T cell progenitors enter the thymus as double negative (DN) thymocytes that do not express CD4 or CD8 co-receptors. Expression of the αβTCR and both co-receptors occurs at the double positive (DP) stage. Interaction of the αβTCR with self-peptide-MHC (pMHC) presented by thymic cells determines the fate of the DP thymocyte. High affinity interactions lead to negative selection and elimination of self-reactive thymocytes. Low affinity interactions result in positive selection and development of CD4 or CD8 single positive (SP) T cells capable of recognizing foreign antigens presented by self-MHC5
Positive selection can be studied in mice with a polyclonal (wildtype) TCR repertoire by observing the generation of mature T cells. However, they are not ideal for the study of negative selection, which involves deletion of small antigen-specific populations. Many model systems have been used to study negative selection but vary in their ability to recapitulate physiological events6

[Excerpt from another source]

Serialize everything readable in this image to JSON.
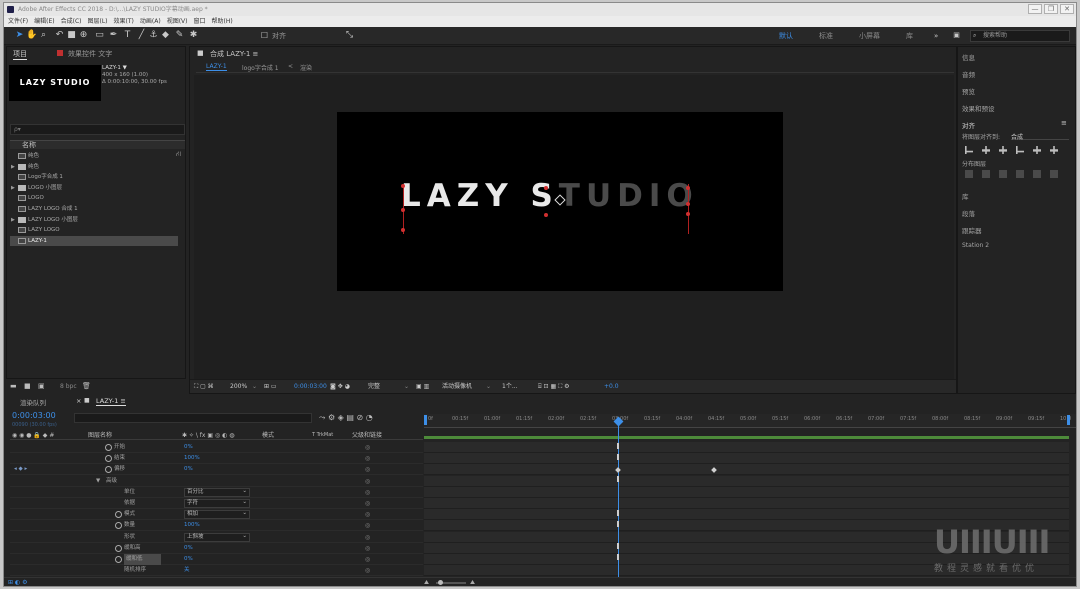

. For example, in vitro
stimulation of thymocytes lacks the thymic environment that is intimately involved in selection, while administration of exogenous antigen can lead to non-specific deletion of thymocytes7-9
. Currently, the best tools for studying in vivo
negative selection are mice that express a transgenic TCR specific for endogenous self-antigen. However, many classical TCR transgenic models are characterized by premature expression of the transgenic TCRα chain at the DN stage, resulting in premature negative selection. Our lab has developed the HYcd4
model, in which the transgenic HY TCRα is conditionally expressed at the DP stage, allowing negative selection to occur during the DP to SP transition as occurs in wildtype mice10
Here, we describe a flow cytometry-based protocol to examine thymic positive and negative selection in the HYcd4
mouse model. While negative selection in HYcd4
mice is highly physiological, these methods can also be applied to other TCR transgenic models. We will also present general strategies for analyzing positive selection in a polyclonal repertoire applicable to any genetically manipulated mice.
Immunology, Issue 68, Medicine, Cellular Biology, Anatomy, Physiology, Thymus, T cell, negative selection, positive selection, autoimmunity, flow cytometry